— Task details —
Exclude the pictures and retype the entries as written.

------------------------------------

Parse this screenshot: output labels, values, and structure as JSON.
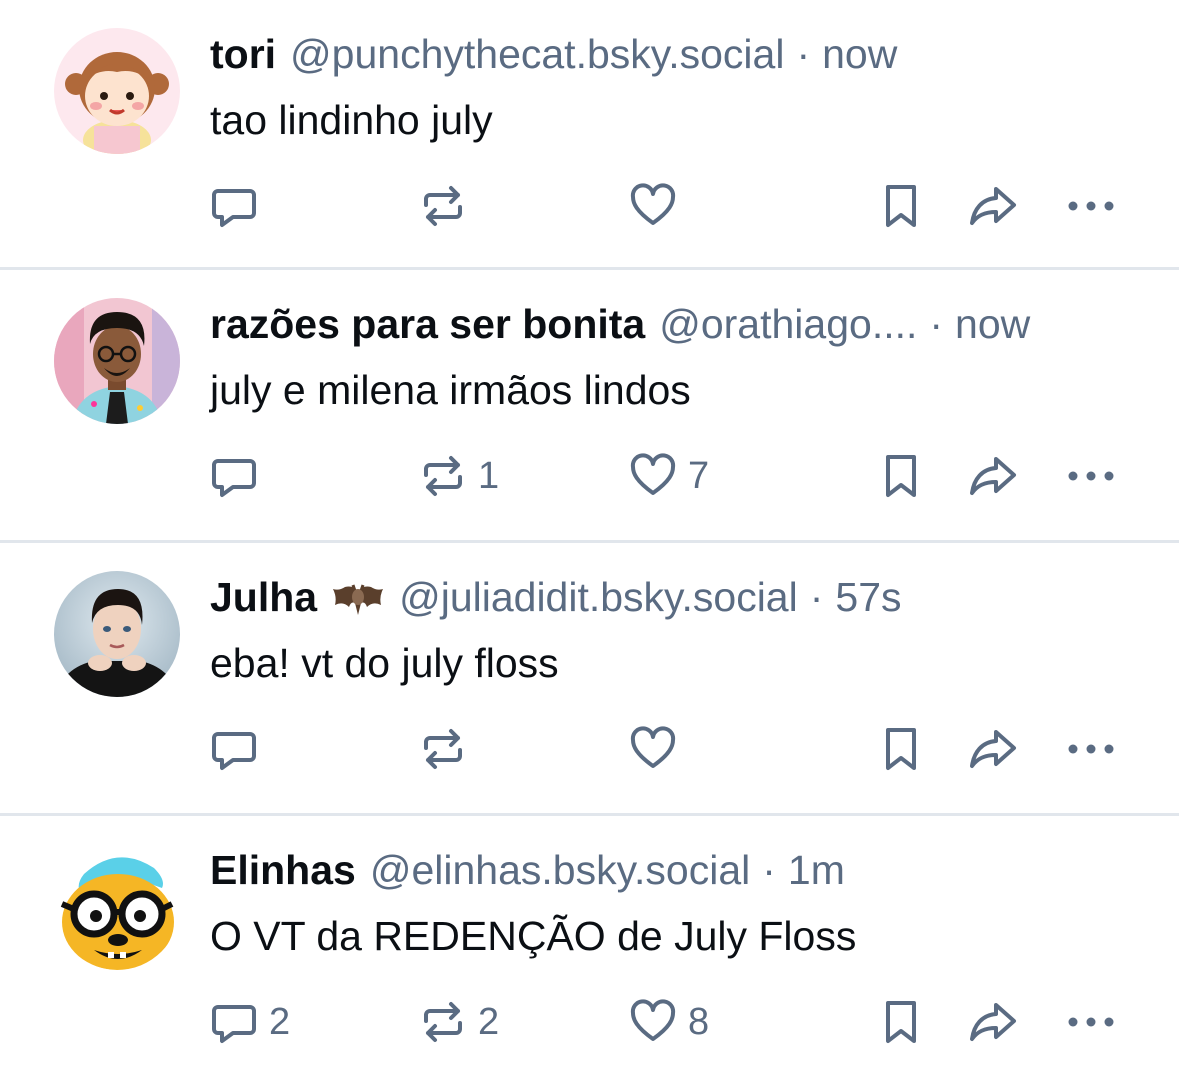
{
  "posts": [
    {
      "display_name": "tori",
      "handle": "@punchythecat.bsky.social",
      "separator": "·",
      "time": "now",
      "emoji": "",
      "text": "tao lindinho july",
      "avatar_icon": "cartoon-girl-avatar",
      "counts": {
        "replies": "",
        "reposts": "",
        "likes": ""
      }
    },
    {
      "display_name": "razões para ser bonita",
      "handle": "@orathiago....",
      "separator": "·",
      "time": "now",
      "emoji": "",
      "text": "july e milena irmãos lindos",
      "avatar_icon": "man-with-glasses-avatar",
      "counts": {
        "replies": "",
        "reposts": "1",
        "likes": "7"
      }
    },
    {
      "display_name": "Julha",
      "handle": "@juliadidit.bsky.social",
      "separator": "·",
      "time": "57s",
      "emoji": "bat-emoji",
      "text": "eba! vt do july floss",
      "avatar_icon": "man-dark-hair-avatar",
      "counts": {
        "replies": "",
        "reposts": "",
        "likes": ""
      }
    },
    {
      "display_name": "Elinhas",
      "handle": "@elinhas.bsky.social",
      "separator": "·",
      "time": "1m",
      "emoji": "",
      "text": "O VT da REDENÇÃO de July Floss",
      "avatar_icon": "cartoon-dog-glasses-avatar",
      "counts": {
        "replies": "2",
        "reposts": "2",
        "likes": "8"
      }
    }
  ],
  "icons": {
    "reply": "reply-icon",
    "repost": "repost-icon",
    "like": "heart-icon",
    "bookmark": "bookmark-icon",
    "share": "share-icon",
    "more": "more-icon"
  },
  "colors": {
    "text": "#0b0f14",
    "muted": "#5a6b82",
    "divider": "#e1e6ec",
    "background": "#ffffff"
  }
}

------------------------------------

— The completed task —
Parse this screenshot: output labels, values, and structure as JSON.
{
  "posts": [
    {
      "display_name": "tori",
      "handle": "@punchythecat.bsky.social",
      "separator": "·",
      "time": "now",
      "emoji": "",
      "text": "tao lindinho july",
      "avatar_icon": "cartoon-girl-avatar",
      "counts": {
        "replies": "",
        "reposts": "",
        "likes": ""
      }
    },
    {
      "display_name": "razões para ser bonita",
      "handle": "@orathiago....",
      "separator": "·",
      "time": "now",
      "emoji": "",
      "text": "july e milena irmãos lindos",
      "avatar_icon": "man-with-glasses-avatar",
      "counts": {
        "replies": "",
        "reposts": "1",
        "likes": "7"
      }
    },
    {
      "display_name": "Julha",
      "handle": "@juliadidit.bsky.social",
      "separator": "·",
      "time": "57s",
      "emoji": "bat-emoji",
      "text": "eba! vt do july floss",
      "avatar_icon": "man-dark-hair-avatar",
      "counts": {
        "replies": "",
        "reposts": "",
        "likes": ""
      }
    },
    {
      "display_name": "Elinhas",
      "handle": "@elinhas.bsky.social",
      "separator": "·",
      "time": "1m",
      "emoji": "",
      "text": "O VT da REDENÇÃO de July Floss",
      "avatar_icon": "cartoon-dog-glasses-avatar",
      "counts": {
        "replies": "2",
        "reposts": "2",
        "likes": "8"
      }
    }
  ],
  "icons": {
    "reply": "reply-icon",
    "repost": "repost-icon",
    "like": "heart-icon",
    "bookmark": "bookmark-icon",
    "share": "share-icon",
    "more": "more-icon"
  },
  "colors": {
    "text": "#0b0f14",
    "muted": "#5a6b82",
    "divider": "#e1e6ec",
    "background": "#ffffff"
  }
}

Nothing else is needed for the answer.